'Little Berlin,' the tiny German village divided by a Wall
The village of Moedlareuth, like Berlin, was divided by a Wall during the period of the Iron Curtain – a barrier that divided families, neighbours and friends.For 23 years, the tiny village of Moedlareuth in southern Germany was known as "Little Berlin" because it, too, was divided by a Wall that cut right through its middle.
Perhaps nowhere else were the absurd aspects of Germany's painful division more apparent than in Moedlareuth. Now, 20 years after the fall of both Walls, the town is looking back with a mix of sorrow, nostalgia and wry humour.
Twenty-three people lived in the East and 27 in the West.
"One side was ruled by NATO (the North Atlantic Treaty Organisation), the other by the Warsaw Pact (the Soviet-led military alliance)," said local councillor Klaus Gruenzner.
The Iron Curtain and the border dividing East and West Germany ran along the Tann, a stream which flows through the village and which, to this day, marks the boundary between the states of Bavaria and Thuringia.
From wood to concrete
Initially, the border was just a wooden fence. But it soon grew into a barbed wire and finally, in 1966, the communist authorities turned it into a concrete Wall -- 700 metres (2,300 feet) long and 3.3 metres high -- like the one dividing Berlin.
Everyone here remembers the "old Goller brothers." They died in the 1990s after being kept apart for nearly 20 years.
Max lived on the Western side of the village, Kurt on the Eastern side.
Kurt "wasn't even allowed to wave to his brother," recalled former Mayor Arnold Friedrich, as contact with the West was severely restricted.
When Kurt retired, he was finally allowed to visit his brother. But to do so, he had to travel 80 kilometres (50 miles) by way of an official border crossing to get to his brother's farmhouse which lay just 80 meters (yards) from his own home.
When the Wall came down in 1989, the two brothers fell into each other's arms. Kurt was 84, Max was 82. No one in the village has forgotten that day.

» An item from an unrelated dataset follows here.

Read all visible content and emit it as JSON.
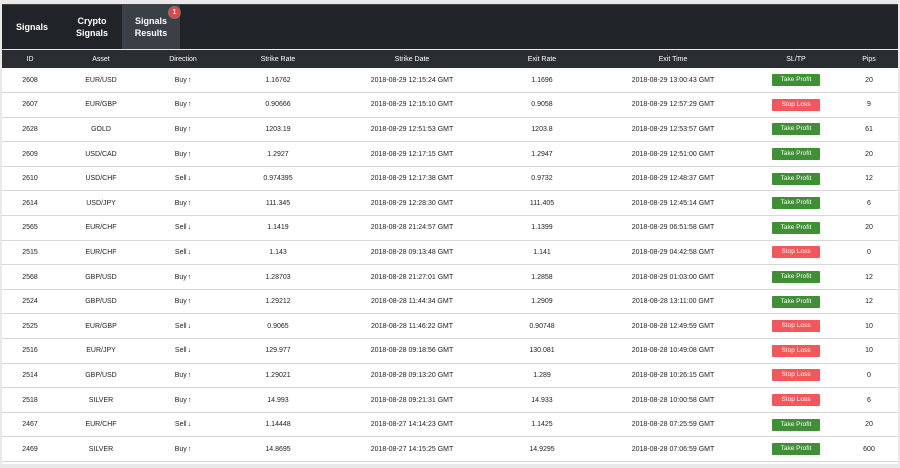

The inhabitants of Moedlareuth-East lived their lives in an open prison. Without a special permit, no one could visit them.
"The villagers employed in the nearby town had to go through three checkpoints to get to work," said Arnold Friedrich. "If they'd forgotten their papers, they weren't allowed through. And that despite the fact that the soldiers on duty knew them because they saw them every day.”
A sleepy surprise
When the Berlin Wall fell on the night of November 9, 1989, the inhabitants of "Little Berlin" were fast asleep. No one knew that their world had come to an end.
The revolution only swept into Moedlareuth a month later when a crossing point was officially cut into the Wall. On that Saturday, the whole village stood on either side of the gate waiting for it to open.
And after 23 years, neighbours met neighbours, old friends embraced and families were reunited.
Everyone was crying. Mulled wine was served and the local brass band turned up in full regalia to celebrate. Former Western Mayor Arnold Friedrich was the first to cross.
"I was in my office and someone called me on the phone saying, 'You're the mayor, come quick,'” said Friedrich.
Twenty years later, he remembers the day as one of the most joyous of his life. "We were over the moon, we were so happy," he said.
When the Wall came down, sightseers came from far and wide with their cameras, chasing the villagers right into their garden sheds.
"The West German tourists were knocking on all the doors,” recalled the director of the local museum, Robert Lebegern. “They wanted to see how one lived in the East. They asked us if we had running water and television. It was like being in a zoo.”